►
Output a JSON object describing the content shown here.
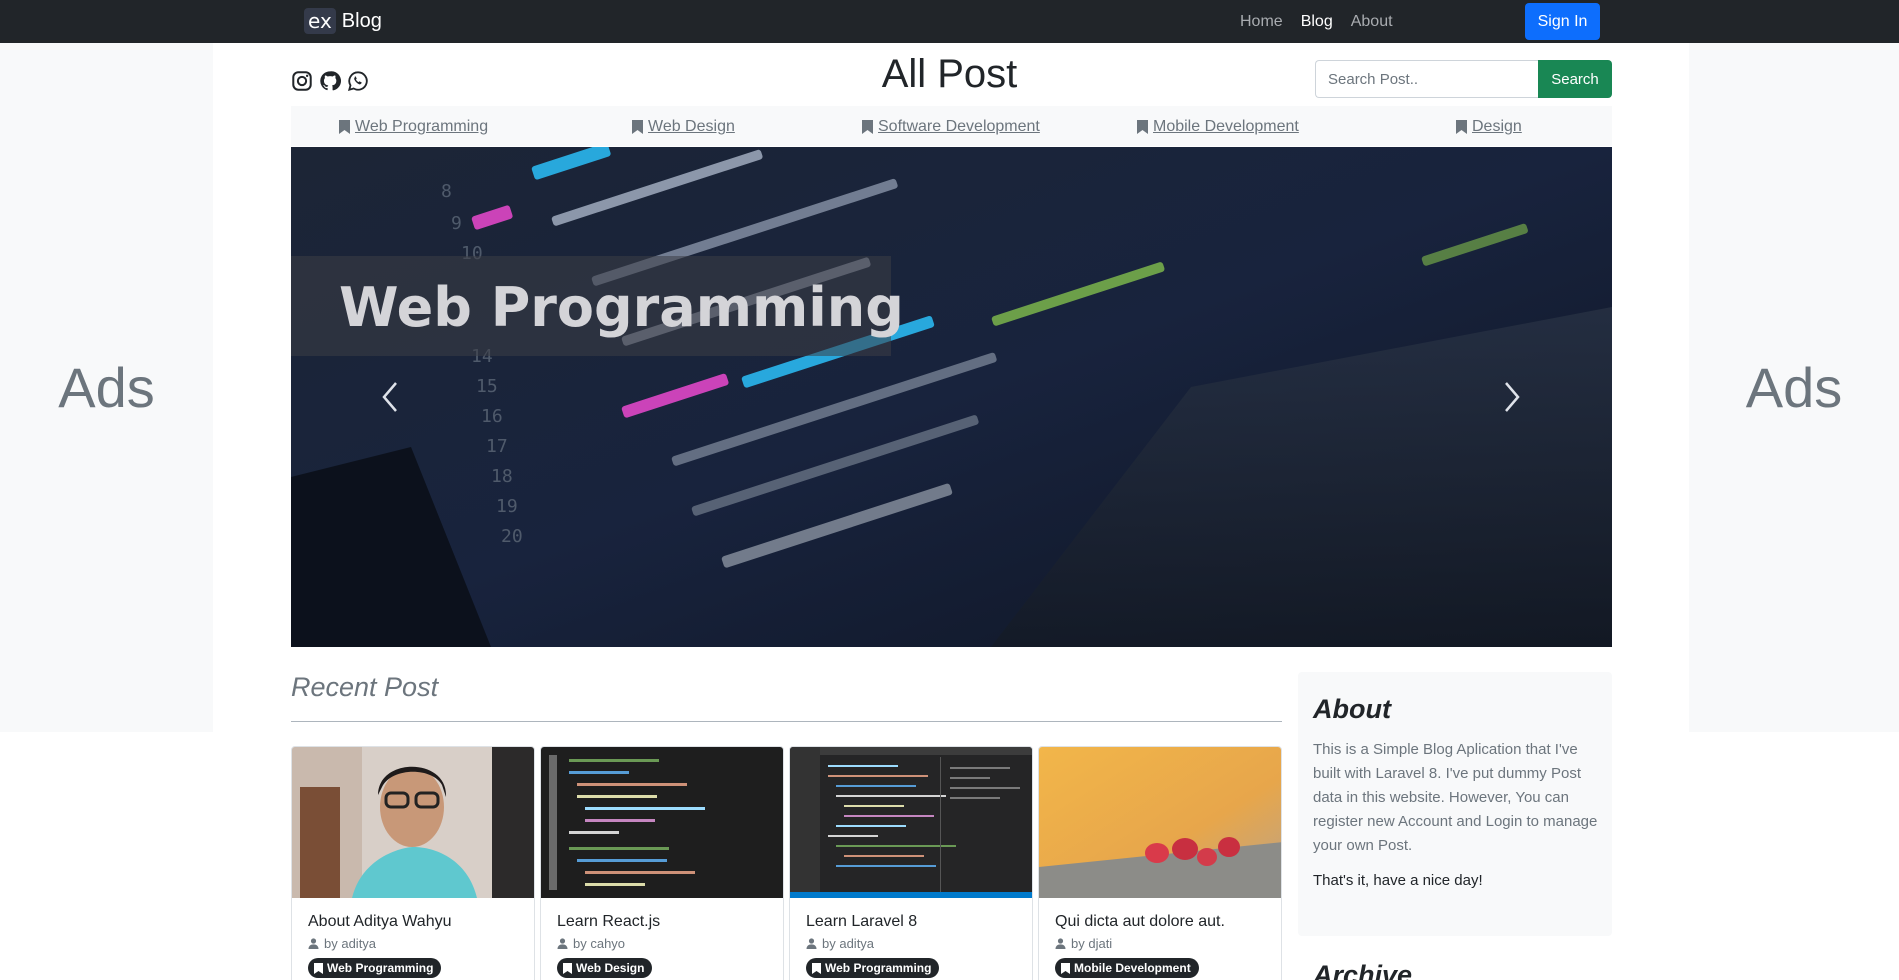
{
  "navbar": {
    "logo": "ex",
    "brand": "Blog",
    "links": [
      "Home",
      "Blog",
      "About"
    ],
    "active": "Blog",
    "signin": "Sign In"
  },
  "ads": {
    "left": "Ads",
    "right": "Ads"
  },
  "header": {
    "title": "All Post",
    "search_placeholder": "Search Post..",
    "search_button": "Search"
  },
  "categories": [
    "Web Programming",
    "Web Design",
    "Software Development",
    "Mobile Development",
    "Design"
  ],
  "carousel": {
    "caption": "Web Programming"
  },
  "recent": {
    "title": "Recent Post",
    "posts": [
      {
        "title": "About Aditya Wahyu",
        "author": "by aditya",
        "category": "Web Programming"
      },
      {
        "title": "Learn React.js",
        "author": "by cahyo",
        "category": "Web Design"
      },
      {
        "title": "Learn Laravel 8",
        "author": "by aditya",
        "category": "Web Programming"
      },
      {
        "title": "Qui dicta aut dolore aut.",
        "author": "by djati",
        "category": "Mobile Development"
      }
    ]
  },
  "about": {
    "title": "About",
    "text": "This is a Simple Blog Aplication that I've built with Laravel 8. I've put dummy Post data in this website. However, You can register new Account and Login to manage your own Post.",
    "text2": "That's it, have a nice day!"
  },
  "archive": {
    "title": "Archive"
  },
  "colors": {
    "navbar": "#212529",
    "primary": "#0d6efd",
    "success": "#198754"
  }
}
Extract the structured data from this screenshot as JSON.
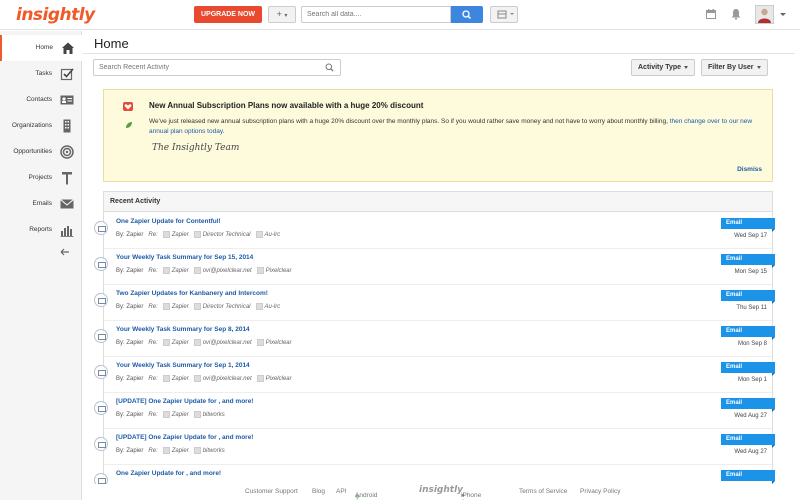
{
  "app": {
    "logo": "insightly",
    "upgrade_label": "UPGRADE NOW",
    "plus_label": "+",
    "search_placeholder": "Search all data...."
  },
  "sidebar": {
    "items": [
      {
        "label": "Home",
        "icon": "home-icon"
      },
      {
        "label": "Tasks",
        "icon": "tasks-icon"
      },
      {
        "label": "Contacts",
        "icon": "contacts-icon"
      },
      {
        "label": "Organizations",
        "icon": "organizations-icon"
      },
      {
        "label": "Opportunities",
        "icon": "opportunities-icon"
      },
      {
        "label": "Projects",
        "icon": "projects-icon"
      },
      {
        "label": "Emails",
        "icon": "emails-icon"
      },
      {
        "label": "Reports",
        "icon": "reports-icon"
      }
    ]
  },
  "main": {
    "title": "Home",
    "activity_search_placeholder": "Search Recent Activity",
    "activity_type_label": "Activity Type",
    "filter_user_label": "Filter By User"
  },
  "announcement": {
    "title": "New Annual Subscription Plans now available with a huge 20% discount",
    "body_1": "We've just released new annual subscription plans with a huge 20% discount over the monthly plans. So if you would rather save money and not have to worry about monthly billing, ",
    "link": "then change over to our new annual plan options today.",
    "signature": "The Insightly Team",
    "dismiss": "Dismiss"
  },
  "recent_activity": {
    "heading": "Recent Activity",
    "rows": [
      {
        "title": "One Zapier Update for Contentful!",
        "by": "By: Zapier",
        "re": "Re:",
        "c1": "Zapier",
        "c2": "Director Technical",
        "c3": "Au-lrc",
        "badge": "Email",
        "date": "Wed Sep 17"
      },
      {
        "title": "Your Weekly Task Summary for Sep 15, 2014",
        "by": "By: Zapier",
        "re": "Re:",
        "c1": "Zapier",
        "c2": "ovi@pixelclear.net",
        "c3": "Pixelclear",
        "badge": "Email",
        "date": "Mon Sep 15"
      },
      {
        "title": "Two Zapier Updates for Kanbanery and Intercom!",
        "by": "By: Zapier",
        "re": "Re:",
        "c1": "Zapier",
        "c2": "Director Technical",
        "c3": "Au-lrc",
        "badge": "Email",
        "date": "Thu Sep 11"
      },
      {
        "title": "Your Weekly Task Summary for Sep 8, 2014",
        "by": "By: Zapier",
        "re": "Re:",
        "c1": "Zapier",
        "c2": "ovi@pixelclear.net",
        "c3": "Pixelclear",
        "badge": "Email",
        "date": "Mon Sep 8"
      },
      {
        "title": "Your Weekly Task Summary for Sep 1, 2014",
        "by": "By: Zapier",
        "re": "Re:",
        "c1": "Zapier",
        "c2": "ovi@pixelclear.net",
        "c3": "Pixelclear",
        "badge": "Email",
        "date": "Mon Sep 1"
      },
      {
        "title": "[UPDATE] One Zapier Update for , and more!",
        "by": "By: Zapier",
        "re": "Re:",
        "c1": "Zapier",
        "c2": "bitworks",
        "c3": "",
        "badge": "Email",
        "date": "Wed Aug 27"
      },
      {
        "title": "[UPDATE] One Zapier Update for , and more!",
        "by": "By: Zapier",
        "re": "Re:",
        "c1": "Zapier",
        "c2": "bitworks",
        "c3": "",
        "badge": "Email",
        "date": "Wed Aug 27"
      },
      {
        "title": "One Zapier Update for , and more!",
        "by": "",
        "re": "",
        "c1": "",
        "c2": "",
        "c3": "",
        "badge": "Email",
        "date": ""
      }
    ]
  },
  "footer": {
    "customer_support": "Customer Support",
    "blog": "Blog",
    "api": "API",
    "android": "Android App",
    "logo": "insightly",
    "iphone": "iPhone App",
    "terms": "Terms of Service",
    "privacy": "Privacy Policy"
  },
  "colors": {
    "brand": "#f05a28",
    "upgrade": "#e8492f",
    "search_button": "#3d86e0",
    "link": "#1d5ba8",
    "badge": "#1a93e8",
    "announcement_bg": "#fdfbdc"
  }
}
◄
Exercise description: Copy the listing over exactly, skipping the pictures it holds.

Exercise output:
Output a JSON object describing the content shown here.
{
  "navbar": {
    "logo": "ex",
    "brand": "Blog",
    "links": [
      "Home",
      "Blog",
      "About"
    ],
    "active": "Blog",
    "signin": "Sign In"
  },
  "ads": {
    "left": "Ads",
    "right": "Ads"
  },
  "header": {
    "title": "All Post",
    "search_placeholder": "Search Post..",
    "search_button": "Search"
  },
  "categories": [
    "Web Programming",
    "Web Design",
    "Software Development",
    "Mobile Development",
    "Design"
  ],
  "carousel": {
    "caption": "Web Programming"
  },
  "recent": {
    "title": "Recent Post",
    "posts": [
      {
        "title": "About Aditya Wahyu",
        "author": "by aditya",
        "category": "Web Programming"
      },
      {
        "title": "Learn React.js",
        "author": "by cahyo",
        "category": "Web Design"
      },
      {
        "title": "Learn Laravel 8",
        "author": "by aditya",
        "category": "Web Programming"
      },
      {
        "title": "Qui dicta aut dolore aut.",
        "author": "by djati",
        "category": "Mobile Development"
      }
    ]
  },
  "about": {
    "title": "About",
    "text": "This is a Simple Blog Aplication that I've built with Laravel 8. I've put dummy Post data in this website. However, You can register new Account and Login to manage your own Post.",
    "text2": "That's it, have a nice day!"
  },
  "archive": {
    "title": "Archive"
  },
  "colors": {
    "navbar": "#212529",
    "primary": "#0d6efd",
    "success": "#198754"
  }
}
Extract the structured data from this screenshot as JSON.
{
  "app": {
    "logo": "insightly",
    "upgrade_label": "UPGRADE NOW",
    "plus_label": "+",
    "search_placeholder": "Search all data...."
  },
  "sidebar": {
    "items": [
      {
        "label": "Home",
        "icon": "home-icon"
      },
      {
        "label": "Tasks",
        "icon": "tasks-icon"
      },
      {
        "label": "Contacts",
        "icon": "contacts-icon"
      },
      {
        "label": "Organizations",
        "icon": "organizations-icon"
      },
      {
        "label": "Opportunities",
        "icon": "opportunities-icon"
      },
      {
        "label": "Projects",
        "icon": "projects-icon"
      },
      {
        "label": "Emails",
        "icon": "emails-icon"
      },
      {
        "label": "Reports",
        "icon": "reports-icon"
      }
    ]
  },
  "main": {
    "title": "Home",
    "activity_search_placeholder": "Search Recent Activity",
    "activity_type_label": "Activity Type",
    "filter_user_label": "Filter By User"
  },
  "announcement": {
    "title": "New Annual Subscription Plans now available with a huge 20% discount",
    "body_1": "We've just released new annual subscription plans with a huge 20% discount over the monthly plans. So if you would rather save money and not have to worry about monthly billing, ",
    "link": "then change over to our new annual plan options today.",
    "signature": "The Insightly Team",
    "dismiss": "Dismiss"
  },
  "recent_activity": {
    "heading": "Recent Activity",
    "rows": [
      {
        "title": "One Zapier Update for Contentful!",
        "by": "By: Zapier",
        "re": "Re:",
        "c1": "Zapier",
        "c2": "Director Technical",
        "c3": "Au-lrc",
        "badge": "Email",
        "date": "Wed Sep 17"
      },
      {
        "title": "Your Weekly Task Summary for Sep 15, 2014",
        "by": "By: Zapier",
        "re": "Re:",
        "c1": "Zapier",
        "c2": "ovi@pixelclear.net",
        "c3": "Pixelclear",
        "badge": "Email",
        "date": "Mon Sep 15"
      },
      {
        "title": "Two Zapier Updates for Kanbanery and Intercom!",
        "by": "By: Zapier",
        "re": "Re:",
        "c1": "Zapier",
        "c2": "Director Technical",
        "c3": "Au-lrc",
        "badge": "Email",
        "date": "Thu Sep 11"
      },
      {
        "title": "Your Weekly Task Summary for Sep 8, 2014",
        "by": "By: Zapier",
        "re": "Re:",
        "c1": "Zapier",
        "c2": "ovi@pixelclear.net",
        "c3": "Pixelclear",
        "badge": "Email",
        "date": "Mon Sep 8"
      },
      {
        "title": "Your Weekly Task Summary for Sep 1, 2014",
        "by": "By: Zapier",
        "re": "Re:",
        "c1": "Zapier",
        "c2": "ovi@pixelclear.net",
        "c3": "Pixelclear",
        "badge": "Email",
        "date": "Mon Sep 1"
      },
      {
        "title": "[UPDATE] One Zapier Update for , and more!",
        "by": "By: Zapier",
        "re": "Re:",
        "c1": "Zapier",
        "c2": "bitworks",
        "c3": "",
        "badge": "Email",
        "date": "Wed Aug 27"
      },
      {
        "title": "[UPDATE] One Zapier Update for , and more!",
        "by": "By: Zapier",
        "re": "Re:",
        "c1": "Zapier",
        "c2": "bitworks",
        "c3": "",
        "badge": "Email",
        "date": "Wed Aug 27"
      },
      {
        "title": "One Zapier Update for , and more!",
        "by": "",
        "re": "",
        "c1": "",
        "c2": "",
        "c3": "",
        "badge": "Email",
        "date": ""
      }
    ]
  },
  "footer": {
    "customer_support": "Customer Support",
    "blog": "Blog",
    "api": "API",
    "android": "Android App",
    "logo": "insightly",
    "iphone": "iPhone App",
    "terms": "Terms of Service",
    "privacy": "Privacy Policy"
  },
  "colors": {
    "brand": "#f05a28",
    "upgrade": "#e8492f",
    "search_button": "#3d86e0",
    "link": "#1d5ba8",
    "badge": "#1a93e8",
    "announcement_bg": "#fdfbdc"
  }
}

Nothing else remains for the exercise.